I don’t really dwell on all that stuff to be honest. I don’t read reviews and interviews. There are much, much worse people to be compared to! But at the same time, I’m never going to aspire to be anyone but myself.
YOU’RE MATES WITH NOEL, HAS HE GIVEN YOU ANY ADVICE?
When I toured with him, my first album had just come out, and as I was already thinking about my second album, I asked him how he did his second one, seeing as it was one of the most famous records of our time. He said that he didn’t really think about it too much, and that it was just a load of songs he’d written. That was a realisation for me, not to stress about it or think about it too much. I don’t think you should be scared about putting music out there because it’s going to be judged all the time anyway. He just said, “Do what you do. Just don’t think about it too much.”

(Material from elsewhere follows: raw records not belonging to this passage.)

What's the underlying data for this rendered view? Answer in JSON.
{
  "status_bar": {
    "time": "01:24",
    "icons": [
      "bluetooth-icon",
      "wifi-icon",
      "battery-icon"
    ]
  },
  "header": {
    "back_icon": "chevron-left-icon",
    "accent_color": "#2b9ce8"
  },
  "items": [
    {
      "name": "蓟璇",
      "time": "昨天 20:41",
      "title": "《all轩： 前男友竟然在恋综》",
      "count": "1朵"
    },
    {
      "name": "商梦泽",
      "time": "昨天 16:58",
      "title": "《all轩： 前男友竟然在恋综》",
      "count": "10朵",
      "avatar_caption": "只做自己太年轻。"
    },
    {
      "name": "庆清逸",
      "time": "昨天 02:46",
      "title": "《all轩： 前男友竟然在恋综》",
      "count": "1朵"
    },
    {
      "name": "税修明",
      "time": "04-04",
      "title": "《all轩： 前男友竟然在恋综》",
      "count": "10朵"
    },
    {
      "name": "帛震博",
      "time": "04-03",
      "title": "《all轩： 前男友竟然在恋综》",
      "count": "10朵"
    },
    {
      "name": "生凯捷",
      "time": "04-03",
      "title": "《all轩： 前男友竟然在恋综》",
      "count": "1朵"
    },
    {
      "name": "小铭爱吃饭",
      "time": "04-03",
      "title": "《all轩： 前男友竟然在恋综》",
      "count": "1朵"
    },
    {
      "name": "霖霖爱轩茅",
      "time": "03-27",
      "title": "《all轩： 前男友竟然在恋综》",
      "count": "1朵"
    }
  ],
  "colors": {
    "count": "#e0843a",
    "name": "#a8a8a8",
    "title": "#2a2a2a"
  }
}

YOU’VE JUST TURNED 20. DOES TEH PRESSURE GET TO YOU?
I kind of do it to myself to be honest. I’ll never let anyone pressure me more than myself because I want to prove to myself that I can continue to make records and play bigger shows. I always feel like I have to step up, and sometimes that can be quite stressful. I get stressed because I want to maintain what I have, and I don’t really know how to do anything else. I sat around for a year writing songs, and then I got signed. I’ve never had a job, so I just hope I can give people something they enjoy listening to.
ARE YOU YOUR OWN WORST ENEMY?
Yeah, I think so. My manager sometimes tries to make me have a day off, but it doesn’t happen because I don’t like to. If I have a day off I don’t know what to do with myself, hence hitting it hard last night!
SO IT’S PROBABLY A GOOD THING THAT YOU DON’T HAVE A DAY OFF UNTIL APRIL. YOU’D GET BORED!
Well, when you think about the Rolling Stones and all those guys – they were doing so much all the time. They never stopped either and look at them now.
ARE YOU GOING TO BE LIKE MICK JAGGER, DANCING AROUND IN LEGGINGS AT 70?
[Laughs] Maybe that’s not quite me…
Read more of Jake’s interview in the Mighty Blighty issue of Hunger, out now